The Crematorium at the Jewish Cemetery

The crematorium at the Terezín Jewish Cemetery was built by ghetto prisoners by order of the SS commanders. Its operation was launched at the beginning of October 1942. The central part of the facility comprised four oil-powered incinerators supplied by Ignis Hüttenbau from Teplice-Šanov. The front section served as a space for unloading the corpses from coffins. On one side it bordered with the autopsy room, on the other there was an annex that housed the guards made up of Czech police officers and prisoners working at the crematorium. At the time of the highest mortality rate, there were up to eighteen prisoner workers who rotated in permanent shifts. Whenever the mortality rate dropped, the number of workers decreased to four. The crematorium was supervised by SS-Scharführer Heindl, one of the camp's feared top officers, yet routine checks were carried out by the camp commanders as well.

Corpses were placed in the incinerators without coffins, resting only on the bottom board they were attached to. This meant that the coffin lids could be used repeatedly. Autopsies were conducted on some of the bodies before cremation so that imprisoned doctors could determine the cause of death in case it was not clear.

Workers operating the incinerators tried to get all the human remains out individually and place them properly in the urns. An especially difficult task, some had to pick out fragments of gold from the ashes and broken dentures, and hand them to the SS oficers.
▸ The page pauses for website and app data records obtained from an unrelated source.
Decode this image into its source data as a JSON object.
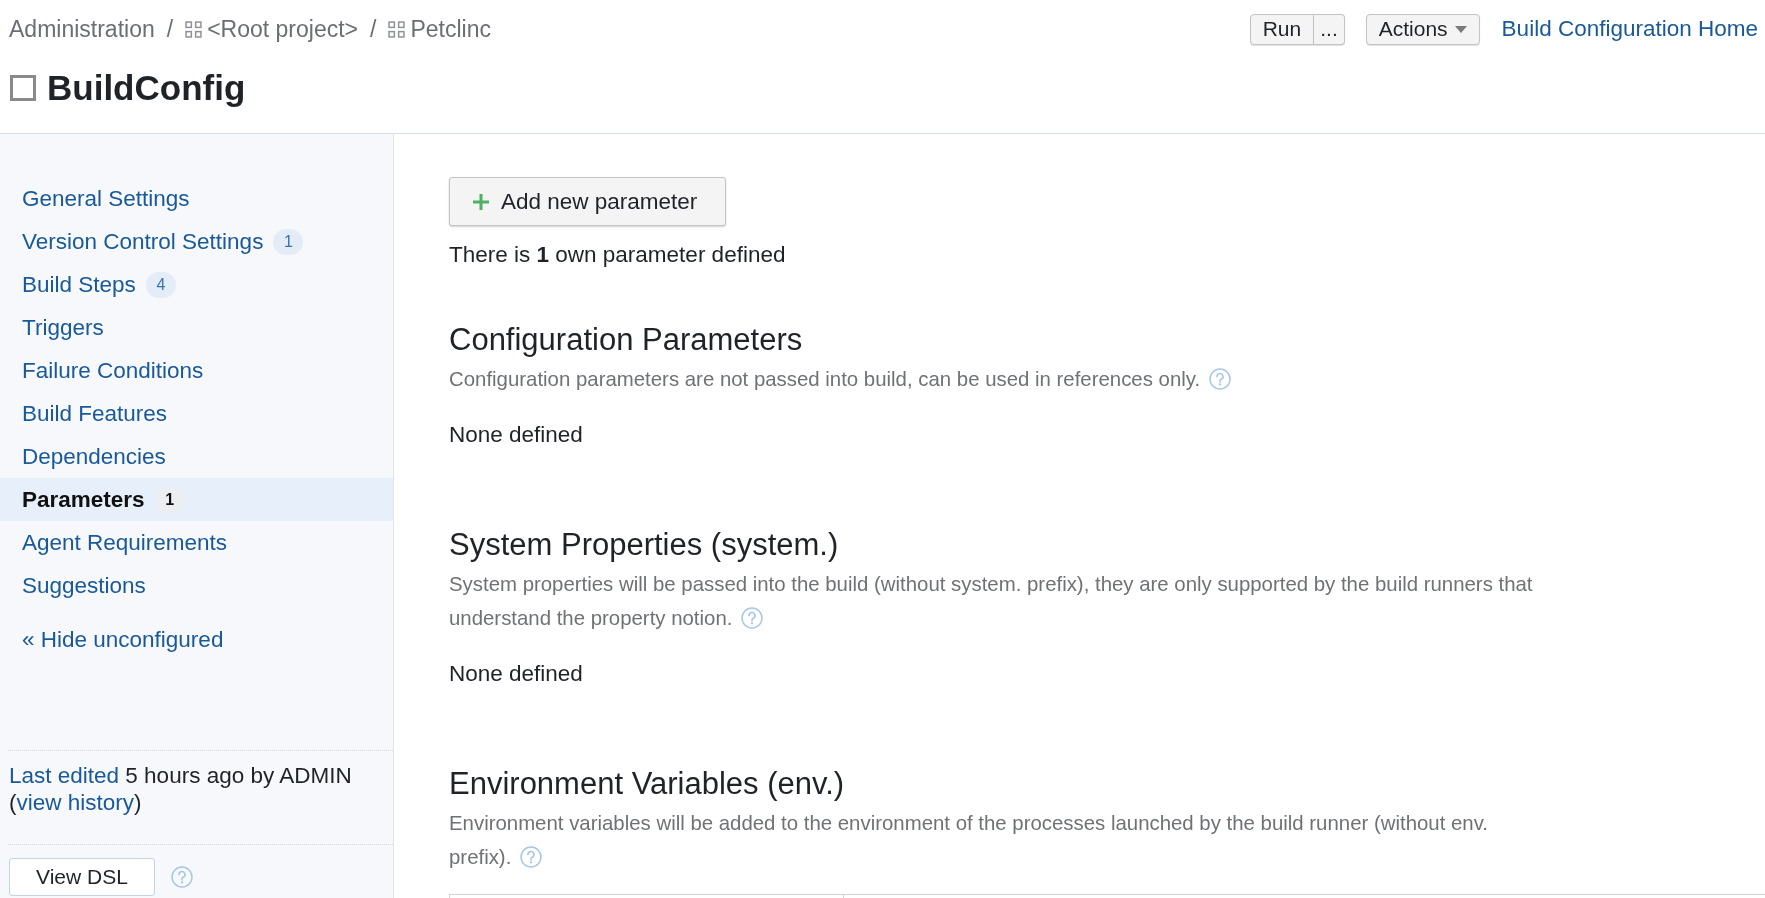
{
  "breadcrumb": [
    {
      "kind": "link",
      "label": "Administration"
    },
    {
      "kind": "separator",
      "label": "/"
    },
    {
      "kind": "project",
      "label": "<Root project>"
    },
    {
      "kind": "separator",
      "label": "/"
    },
    {
      "kind": "project",
      "label": "Petclinc"
    }
  ],
  "toolbar": {
    "run": "Run",
    "more": "...",
    "actions": "Actions",
    "home_link": "Build Configuration Home"
  },
  "title": "BuildConfig",
  "sidebar": {
    "items": [
      {
        "label": "General Settings",
        "selected": false
      },
      {
        "label": "Version Control Settings",
        "count": "1",
        "selected": false
      },
      {
        "label": "Build Steps",
        "count": "4",
        "selected": false
      },
      {
        "label": "Triggers",
        "selected": false
      },
      {
        "label": "Failure Conditions",
        "selected": false
      },
      {
        "label": "Build Features",
        "selected": false
      },
      {
        "label": "Dependencies",
        "selected": false
      },
      {
        "label": "Parameters",
        "count": "1",
        "selected": true
      },
      {
        "label": "Agent Requirements",
        "selected": false
      },
      {
        "label": "Suggestions",
        "selected": false
      }
    ],
    "toggle_link": "« Hide unconfigured",
    "last_edited": [
      {
        "kind": "link",
        "text": "Last edited"
      },
      {
        "kind": "text",
        "text": " 5 hours ago by ADMIN ("
      },
      {
        "kind": "link",
        "text": "view history"
      },
      {
        "kind": "text",
        "text": ")"
      }
    ],
    "dsl_button": "View DSL"
  },
  "main": {
    "add_button": "Add new parameter",
    "summary": "There is **1** own parameter defined",
    "sections": [
      {
        "kind": "empty",
        "title": "Configuration Parameters",
        "description_lines": [
          "Configuration parameters are not passed into build, can be used in references only."
        ],
        "empty_text": "None defined"
      },
      {
        "kind": "empty",
        "title": "System Properties (system.)",
        "description_lines": [
          "System properties will be passed into the build (without system. prefix), they are only supported by the build runners that",
          "understand the property notion."
        ],
        "empty_text": "None defined"
      },
      {
        "kind": "table",
        "title": "Environment Variables (env.)",
        "description_lines": [
          "Environment variables will be added to the environment of the processes launched by the build runner (without env.",
          "prefix)."
        ]
      }
    ]
  }
}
Cremation records were kept in daily logs; each urn listed basic information about the deceased that were copied from a card attached to the foot of the deceased. They included the name, transport number and cremation number. Urns were first stored in the back section of the crematorium and then transported to the columbarium, located in the casemates of the fortification embankment opposite the funeral ceremony rooms and the central mortuary. Thousands of urns were placed in shelves there, as SS officers wanted to make the prisoners believe that the remains would receive proper burial after the war.
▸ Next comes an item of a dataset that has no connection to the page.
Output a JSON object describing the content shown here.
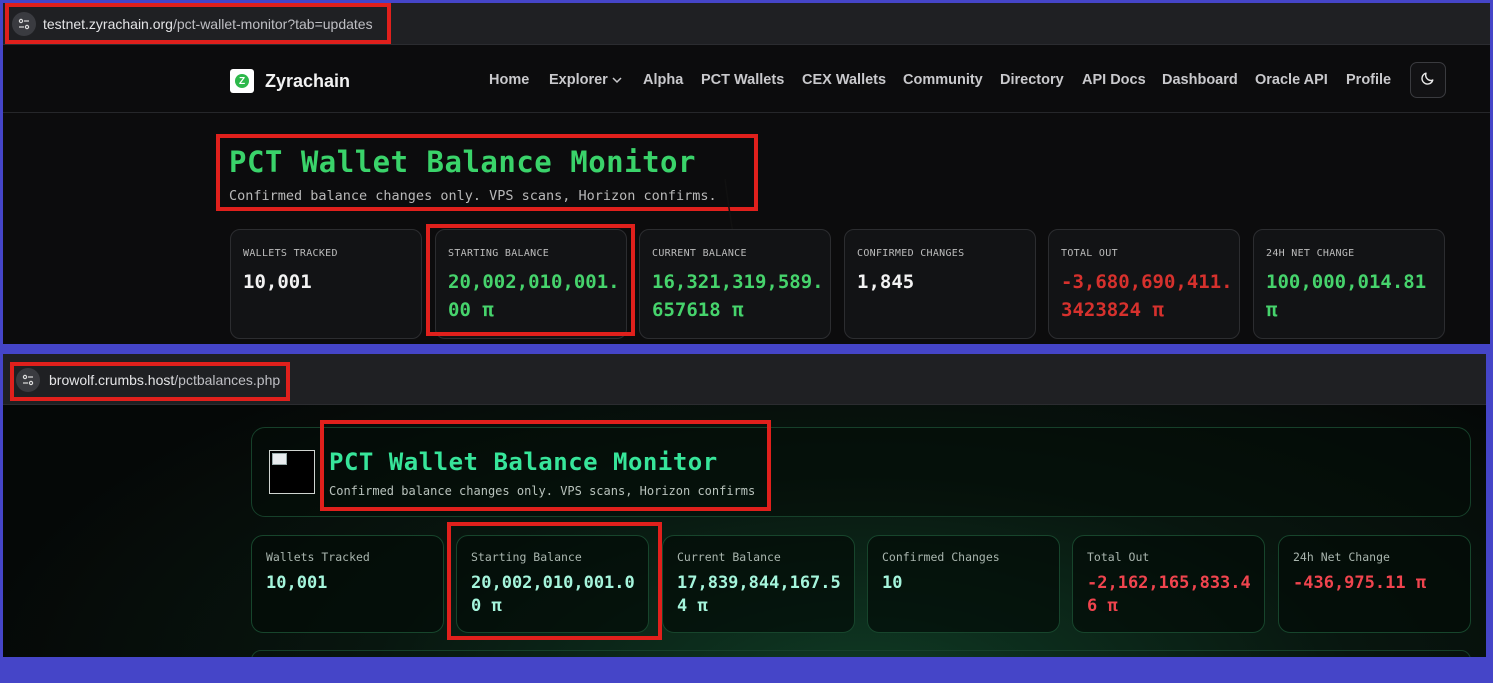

It was not only victims from the ghetto who were cremated here. Dead prisoners from the nearby police prison of the Small Fortress were also brought to the crematorium. Prison guards accompanying the transport supervised these cremations and were careful not to let the prisoners working at the crematorium catch a glimpse of the bodies. However, blood seeping from the coffins and sacks holding the bodies was clear evidence of the fact that the victims died a violent death.

From 1944 - 1945, the crematorium also burned dead bodies from the Litoměřice concentration camp that had a high mortality due to horrifying working conditions and epidemics. From the beginning of April 1945 the concentration camp started using its own crematorium.

Records kept by the crematorium workers noted approx. 30,000 victims, cremated from 1942 to 1945.

Permanent exhibition:

  • Deaths and burials in the Terezín Ghetto

For more information about the history go to the Historical overwiev.